The crux of the book is the alleged murder of the Kid by Garrett. I believe there is strong evidence that Garrett may have shot the wrong person that night. The official story of the Kid’s death comes from one major source: Garrett himself. His description is at odds with the Kid we learn of in the book. Added to this are statements by several individuals who were very firm in their belief that Garrett did not kill Billy that night. These statements include sworn affidavits in which the affiants also swear to seeing the Kid in person years after his alleged death. I have no reason to suspect that they were not being honest but is it possible that the Kid did survive but that Roberts was not him? I think it is very possible and that many details about the Kid’s life and death will never be known. It is an issue that has stirred researchers into action for decades but this article might be of interest to those who read this book. The article clears up a few things that are discussed in the book, in particular the absence of a death record for the Kid. The reason for the absence of the document is actually quite simple and makes perfect sense as per the article.
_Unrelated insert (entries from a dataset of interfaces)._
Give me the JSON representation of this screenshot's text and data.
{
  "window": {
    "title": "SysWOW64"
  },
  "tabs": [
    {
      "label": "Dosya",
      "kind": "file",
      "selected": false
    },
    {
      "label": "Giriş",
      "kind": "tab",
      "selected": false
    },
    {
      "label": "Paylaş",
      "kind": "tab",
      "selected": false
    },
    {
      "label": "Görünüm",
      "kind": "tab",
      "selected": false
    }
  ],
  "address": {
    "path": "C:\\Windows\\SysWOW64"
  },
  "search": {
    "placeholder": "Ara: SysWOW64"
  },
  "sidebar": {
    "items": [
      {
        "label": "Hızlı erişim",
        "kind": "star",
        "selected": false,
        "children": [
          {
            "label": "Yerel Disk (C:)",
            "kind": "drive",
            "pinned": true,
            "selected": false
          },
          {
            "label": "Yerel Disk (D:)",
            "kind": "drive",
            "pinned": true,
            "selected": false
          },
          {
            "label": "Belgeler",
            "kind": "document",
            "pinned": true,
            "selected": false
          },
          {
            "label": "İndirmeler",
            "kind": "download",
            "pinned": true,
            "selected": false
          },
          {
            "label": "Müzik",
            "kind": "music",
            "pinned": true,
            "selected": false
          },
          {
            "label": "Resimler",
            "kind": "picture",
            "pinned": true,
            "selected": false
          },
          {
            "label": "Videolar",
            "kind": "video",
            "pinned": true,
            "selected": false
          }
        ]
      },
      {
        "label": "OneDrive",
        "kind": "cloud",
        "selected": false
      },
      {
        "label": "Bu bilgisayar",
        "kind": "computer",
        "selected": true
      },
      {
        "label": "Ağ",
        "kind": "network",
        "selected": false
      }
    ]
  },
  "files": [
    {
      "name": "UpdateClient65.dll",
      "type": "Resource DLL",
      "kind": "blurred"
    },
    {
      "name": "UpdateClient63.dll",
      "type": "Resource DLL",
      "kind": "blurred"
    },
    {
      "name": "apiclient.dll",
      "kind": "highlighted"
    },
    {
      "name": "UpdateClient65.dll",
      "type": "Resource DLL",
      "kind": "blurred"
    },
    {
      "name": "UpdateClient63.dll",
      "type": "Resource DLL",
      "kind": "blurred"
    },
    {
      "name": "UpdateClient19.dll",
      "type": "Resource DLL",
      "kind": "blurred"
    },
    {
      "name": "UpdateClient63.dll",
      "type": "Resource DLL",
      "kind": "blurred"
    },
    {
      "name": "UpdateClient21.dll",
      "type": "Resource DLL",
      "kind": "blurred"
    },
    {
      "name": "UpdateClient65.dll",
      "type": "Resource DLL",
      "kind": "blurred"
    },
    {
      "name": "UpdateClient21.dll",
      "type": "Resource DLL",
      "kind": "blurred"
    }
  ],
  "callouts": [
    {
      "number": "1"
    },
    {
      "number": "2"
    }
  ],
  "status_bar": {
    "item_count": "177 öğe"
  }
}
I believe that Edwards had an impossible task in proving without a doubt that Roberts was the Kid. But where he succeeds is in casting doubt on a story that has been widely accepted for over one hundred years. Of course, Garrett may have shot the Kid that night and his story tells exactly what happened. There is the chance that Garrett was mistaken due to the darkness in the room. Sadly, DNA examination is not possible as the Kid’s resting place was washed away in a flood in 1904. There is a tomb at Fort Sumner cemetery today which might contain some of his remains. But without exhumation it will be impossible to know.
In death, Billy the Kid became an American icon and a symbol of the old west. The fascination with his life continues but the reality is that the Kid was one of many men who carried and used a gun in an era filled with lawlessness. There were other gunslingers, some just as dangerous as or even deadlier than the Kid. I am sure that a good number met their fates at the gallows. The Kid would have joined them had he not been handy with a pistol. He took lives but lived in a world that operated on violence and corruption. We are forced to asked if the Kid a cold-blooded killer or product of his environment? You be the judge. The story presented here in interesting and will raise eyebrows but is it accurate? And did Billy the Kid die at the hands of Pat Garrett? Edwards leaves it up to you to decide.